On Two years into Brand New Motherhood
My son turns two this week. It’s absolutely shocking. It’s shocking because not only do I have NO IDEA where two full years have gone and not only am I absolutely amazed at all the growth and changes one little human has undergone… but also I’ve been going at this “mothering” thing for two full years now. Has it gotten easier? Yes. Has it gotten easy? No. Has it gotten harder? Also, yes.
It’s great because my son has learned in many ways to express himself and his desires. This makes it a lot easier to understand what he wants. This also means my son has learned to express himself- strongly and adamantly- and his emotion is bigger than his logic. This makes it a lot harder to help HIM understand what he truly wants and why he can’t always have it. It’s great because he has learned to walk, run, explore, climb, and access so many things on his own in contrast to needing constantly held, lifted and assisted. It’s terrifying because he has learned to walk, run, explore, climb and access so many things without a clear internal signal for safety and precautions. It’s great because he has taken on a love for things like trains and cars and digging in the sand and playing pretend. It’s humbling because I see his own individual personality emerging and I experience daily that while we are such a part of one another, he is also so very much his own independent person. As far as motherhood goes, well, I do just about as much guessing and self-doubting as I did when he was an infant… it just looks different in each season. Instead of worrying if he’s getting enough milk, I’m worrying about what he’s picking up off the ground to try to sneak into his mouth. Instead of worrying about him sleeping safely, I’m wondering how the hell to just get him to sleep without another epic battle. Instead of wondering when I’ll be able to get off the couch and not be nursing or holding him during a nap, I’m wondering how I can make him exhausted enough to settle down on the couch and cuddle with me.
This weekend it was fun to see him in two different party elements. First, with our family. He soaked up the attention, the grandparents sneaking him a treat instead of what was on his plate, and the excitement of opening up new gifts and using exclamations like “Oh wow!” and “How cool!” The following day, it was so fun to watch him with his little toddler friends as they negotiated in toddler gibberish, threw sand and water, and traded off meltdowns over the one specific truck (that looks like all the rest in my opinion.) So young and yet so strong-willed and committed to the cause. So individual and yet so tied to the friendships and interaction with others. A son I have known for two years and yet is always evolving and showing new parts of his personhood. Two years of motherhood so far… and I still marvel everyday. I marvel at the way my son seems to add a new skill, word, or other expression each day. I marvel at how we continue to grow as a family. I marvel at how much I still don’t understand who I am in this new role and yet how much about myself could only be discovered in this place and time. Two years, and yet brand new.

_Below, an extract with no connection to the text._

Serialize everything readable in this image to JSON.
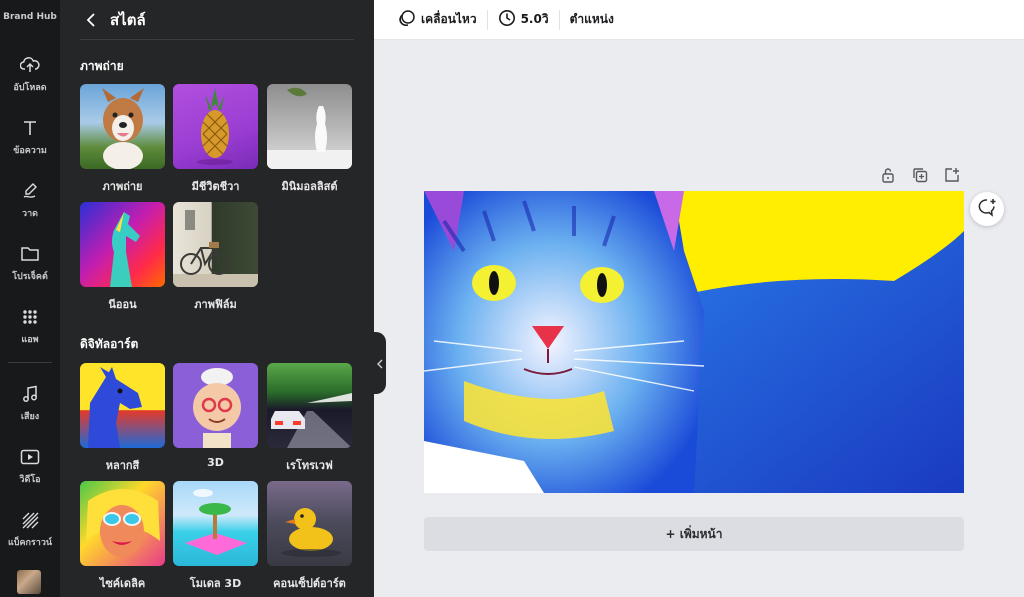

I see moms posting about “When will I feel ____” or “Will I figure out x?” And I want to share that both yes and no. Yes- you’ll understand your child more. You’ll gain confidence in repeated successes with your child. You’ll start to feel your old interests and passions and personhood creep back in with more pockets of mental space and clarity. But also no. Motherhood comes with an ever-evolving bundle of things to experience and learn. To achieve and to seemingly fail and need to try differently. You’ll find yourself tired in new ways. You’ll find yourself wondering who you are in new contexts… but I don’t say this to be discouraged. I say this to remind us all that motherhood is a journey. It doesn’t get easier, but it does. It doesn’t get harder, but it does. It doesn’t become perfect, and yet it is. Rest momma.
Not just sleep rest (but do that too), but mentally and emotionally. Rest. Rest your fears and worries. Rest your comparison and doubts. Rest the burden of doing things “right” and rest in the ways your child- no matter how old, big, developed- shares this journey with you. Because none of us are experts and our children, well, they aren’t all the same. The more we are in this together, the more we all benefit.